Information for lawyers
Refugee law panel standards
1. Minimum related experience
Minimum related experience shall include:
- Preparation of 5 or more Refugee Protection Division Personal Information Forms each year; or,
- Representation at 5 or more Refugee Protection Division hearings each year; or,
- Preparation of 2 or more Federal Court judicial review applications each year.
Relative equivalencies shall include:
- Rotation as student-at-law in the refugee field; or,
- Practice with a recognized refugee practitioner who agrees to act as mentor; or,
- LSUC refugee specialist certification.
Notwithstanding the above, an applicant may request of a district area director an exemption from the minimum related experience or relative equivalency requirements. A district area director shall have the authority to grant an exemption to the applicant based on the following considerations:
- Experience in teaching refugee law; or,
- Experience as member of the Immigration and Refugee Board; or,
- Participation in development and/or presentation of professional development refugee law programs; or,
- Historic experience in a specialized practice limited to low-volume countries.
2. Professional development
All members of the refugee panel shall attend an annual six-hour professional development seminar organized by Legal Aid Ontario (LAO), or view or audit the program materials, and videos or recordings produced by LAO of the seminar.
Notwithstanding the above, an applicant may request of a district area director an exemption from the annual professional development seminar. A district area director shall have the authority to grant an exemption based on the following considerations:
- Demonstrated expertise in refugee law; or
- Law Society of Upper Canada specialist certification in refugee law; or
- Mentoring on LAO's mentor panel; or
- Attendance at refugee law sessions, totaling 6 hours, provided by recognized institutions such as the Law Society of Upper Canada, Ontario Bar Association, the Refugee Lawyers Association, the Centre for Refugee Studies (York University), the United Nations High Commission for Refugees, or viewing or auditing the CLE refugee program materials, and videos or recordings produced by any of the above associations.

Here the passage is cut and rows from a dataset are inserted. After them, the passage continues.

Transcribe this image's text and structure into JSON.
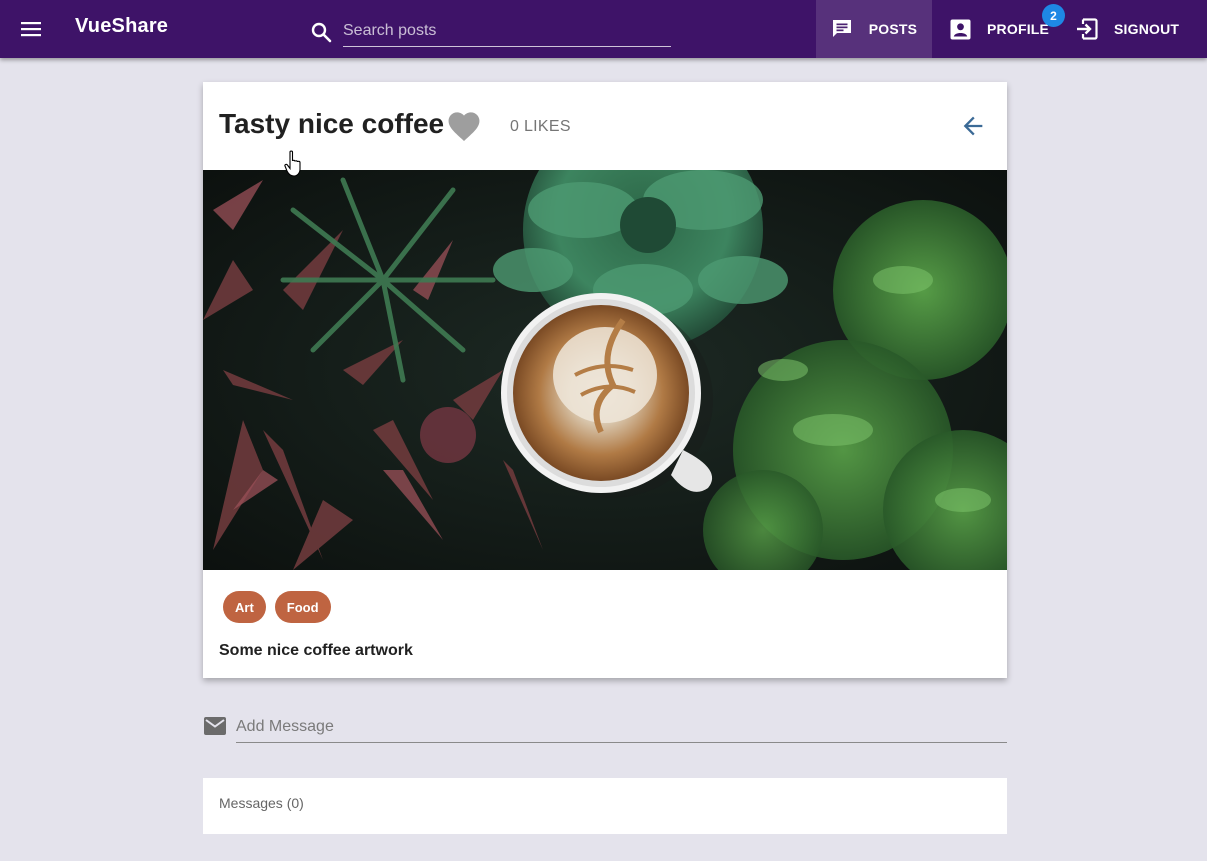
{
  "header": {
    "app_title": "VueShare",
    "search_placeholder": "Search posts",
    "nav": {
      "posts_label": "POSTS",
      "profile_label": "PROFILE",
      "profile_badge": "2",
      "signout_label": "SIGNOUT"
    }
  },
  "post": {
    "title": "Tasty nice coffee",
    "likes_label": "0 LIKES",
    "tags": [
      "Art",
      "Food"
    ],
    "description": "Some nice coffee artwork"
  },
  "message_form": {
    "placeholder": "Add Message"
  },
  "messages": {
    "label": "Messages (0)"
  },
  "colors": {
    "toolbar": "#3e1368",
    "chip": "#bf6441",
    "badge": "#1e88e5",
    "back_arrow": "#3b6a96",
    "background": "#e4e3ec"
  }
}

3. Client & Lawyer Rights & Responsibilities
The requirements contained in the Client & Lawyer Rights & Responsibilities document shall be a panel standard.
Client & Lawyer Rights & Responsibilities
Meet with your lawyer as soon as possible after you receive your Personal Information Form (PIF) from the Immigration and Refugee Board (IRB). You and your lawyer have only 28 days to complete your PIF and deliver it to the IRB.
If you receive a certificate for only a lawyer's opinion letter, Legal Aid will pay your lawyer to review your refugee claim and give an opinion on its merits. Legal Aid will then decide if it will pay your lawyer to prepare your PIF and to represent you at the hearing. The IRB is enforcing its 28-day PIF filing time limit, even if Legal Aid asks your lawyer for an opinion letter.
If you receive a certificate for preparation of your PIF and representation before the IRB, Legal Aid will pay your lawyer for these services. Do not pay the lawyer yourself for these services. The certificate covers a limited number of hours for preparation (16 hours for a full hearing, 8 hours for an expedited hearing). The time limit for your lawyer's work on your case includes any work done by a law clerk/paralegal. Time limits also apply to work done by interpreters.
- Your lawyer should personally interview you about the contents of your PIF before you sign it.
- At all meetings, your lawyer should provide an interpreter if you need one. Legal Aid will pay for the interpreter (up to 10 hours, or more if your lawyer obtains approval). Do not pay the interpreter yourself.
- Make sure your PIF is complete, correct in every detail, and you understand it perfectly before you sign it. The PIF is your declaration, so you are expected to understand it. You have the right to correct your PIF, if necessary, before you sign it.
- Your lawyer should give you a complete copy of your signed PIF sent to the IRB.
- If your lawyer thinks a medical or psychological report is needed for your hearing, your lawyer will send you to a doctor or psychologist to obtain one. Legal Aid will pay your lawyer for this report up to a set amount of money. Do not pay for this report yourself.
- Documents which are not in English or French must be translated before they can be sent to the IRB. If your identity or personal documents need translation, talk to your lawyer about this. Legal Aid will pay for a limited amount of translation. If you have more documents that need translating, your lawyer can ask Legal Aid to pay for more translations if necessary.
- Your lawyer should meet with you to prepare you for your hearing and go with you to your hearing unless you agree to be represented by another lawyer, or by an articling student directly supervised by your lawyer.
- Your lawyer must tell you who will be working under your legal aid certificate, preparing your PIF with you and going with you to your hearing, and whether or not that person is a lawyer.
Tell Legal Aid, your lawyer, the IRB, and the Immigration Department if you change address or phone number.
Please ask your lawyer whether she/he is on Legal Aid Ontario's Refugee Panel and can accept your certificate if you receive one.
If you have any questions or concerns, please call Legal Aid Ontario at 1-800-668-8258.